Directions:
The required answer is every line of the data containing the word "true".

Data supplied:
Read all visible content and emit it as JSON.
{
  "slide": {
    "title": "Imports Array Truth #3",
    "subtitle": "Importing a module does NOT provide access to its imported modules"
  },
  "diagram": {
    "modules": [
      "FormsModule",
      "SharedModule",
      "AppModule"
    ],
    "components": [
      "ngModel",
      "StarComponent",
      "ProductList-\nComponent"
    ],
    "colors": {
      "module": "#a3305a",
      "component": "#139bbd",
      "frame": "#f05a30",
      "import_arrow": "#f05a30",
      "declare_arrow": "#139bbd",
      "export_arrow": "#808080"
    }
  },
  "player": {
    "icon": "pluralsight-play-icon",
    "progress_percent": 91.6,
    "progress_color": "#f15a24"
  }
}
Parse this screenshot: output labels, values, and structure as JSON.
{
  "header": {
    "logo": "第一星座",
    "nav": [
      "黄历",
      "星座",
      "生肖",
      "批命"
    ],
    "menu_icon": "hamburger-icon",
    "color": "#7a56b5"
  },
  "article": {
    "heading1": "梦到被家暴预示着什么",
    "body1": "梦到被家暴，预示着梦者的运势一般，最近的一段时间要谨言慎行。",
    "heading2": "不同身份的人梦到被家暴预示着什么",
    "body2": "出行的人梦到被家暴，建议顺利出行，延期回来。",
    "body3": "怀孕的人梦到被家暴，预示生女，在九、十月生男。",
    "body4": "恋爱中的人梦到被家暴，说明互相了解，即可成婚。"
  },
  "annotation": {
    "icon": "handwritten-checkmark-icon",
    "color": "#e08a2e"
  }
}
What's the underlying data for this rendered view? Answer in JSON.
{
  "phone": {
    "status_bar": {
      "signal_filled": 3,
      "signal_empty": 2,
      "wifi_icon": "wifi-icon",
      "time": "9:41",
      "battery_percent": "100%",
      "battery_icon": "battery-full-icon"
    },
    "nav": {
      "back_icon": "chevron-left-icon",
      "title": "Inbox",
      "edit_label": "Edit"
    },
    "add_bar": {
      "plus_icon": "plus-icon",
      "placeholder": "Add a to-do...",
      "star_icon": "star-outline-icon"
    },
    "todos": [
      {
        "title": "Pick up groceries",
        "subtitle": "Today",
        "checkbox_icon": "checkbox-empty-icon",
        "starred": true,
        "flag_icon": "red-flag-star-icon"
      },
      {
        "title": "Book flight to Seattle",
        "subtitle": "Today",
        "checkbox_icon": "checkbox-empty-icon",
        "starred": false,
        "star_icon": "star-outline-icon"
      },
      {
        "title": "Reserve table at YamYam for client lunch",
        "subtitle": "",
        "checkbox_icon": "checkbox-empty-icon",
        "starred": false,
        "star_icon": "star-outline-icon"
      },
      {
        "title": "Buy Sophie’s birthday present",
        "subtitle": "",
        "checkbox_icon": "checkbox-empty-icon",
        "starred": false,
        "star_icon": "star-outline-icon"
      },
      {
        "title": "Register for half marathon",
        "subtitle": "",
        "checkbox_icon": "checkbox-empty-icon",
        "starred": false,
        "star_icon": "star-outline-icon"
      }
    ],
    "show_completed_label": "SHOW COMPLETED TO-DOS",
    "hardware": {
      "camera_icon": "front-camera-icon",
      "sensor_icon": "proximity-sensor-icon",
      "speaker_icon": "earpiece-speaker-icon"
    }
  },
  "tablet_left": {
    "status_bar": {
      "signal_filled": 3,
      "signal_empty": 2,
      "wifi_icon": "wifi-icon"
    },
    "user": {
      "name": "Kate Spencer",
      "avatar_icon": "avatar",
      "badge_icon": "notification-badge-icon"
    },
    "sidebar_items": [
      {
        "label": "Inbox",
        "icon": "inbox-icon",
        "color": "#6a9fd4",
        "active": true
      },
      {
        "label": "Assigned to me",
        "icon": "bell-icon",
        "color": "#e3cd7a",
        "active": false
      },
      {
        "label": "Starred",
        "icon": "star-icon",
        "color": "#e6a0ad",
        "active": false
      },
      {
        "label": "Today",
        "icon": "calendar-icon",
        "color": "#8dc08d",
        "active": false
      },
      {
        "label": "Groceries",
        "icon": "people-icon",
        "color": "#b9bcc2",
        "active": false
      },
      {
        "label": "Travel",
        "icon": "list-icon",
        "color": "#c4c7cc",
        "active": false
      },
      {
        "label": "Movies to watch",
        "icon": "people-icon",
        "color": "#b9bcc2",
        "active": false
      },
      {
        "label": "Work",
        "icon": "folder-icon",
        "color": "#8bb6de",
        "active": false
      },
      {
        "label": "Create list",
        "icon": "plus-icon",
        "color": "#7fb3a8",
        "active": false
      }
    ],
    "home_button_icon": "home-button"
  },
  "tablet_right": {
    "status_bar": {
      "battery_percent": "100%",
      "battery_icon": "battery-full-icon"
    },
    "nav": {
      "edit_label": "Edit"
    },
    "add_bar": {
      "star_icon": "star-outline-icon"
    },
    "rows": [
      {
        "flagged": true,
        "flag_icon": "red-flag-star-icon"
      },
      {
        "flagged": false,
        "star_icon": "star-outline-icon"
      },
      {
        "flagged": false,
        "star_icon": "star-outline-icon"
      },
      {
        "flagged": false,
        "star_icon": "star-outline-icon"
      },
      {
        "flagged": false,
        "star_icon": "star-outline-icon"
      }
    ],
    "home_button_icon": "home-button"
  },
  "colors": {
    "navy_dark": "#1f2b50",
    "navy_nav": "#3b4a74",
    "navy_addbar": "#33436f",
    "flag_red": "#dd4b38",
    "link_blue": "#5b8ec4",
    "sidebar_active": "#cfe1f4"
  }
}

Worked solution:
        "starred": true,
        "active": true
        "flagged": true,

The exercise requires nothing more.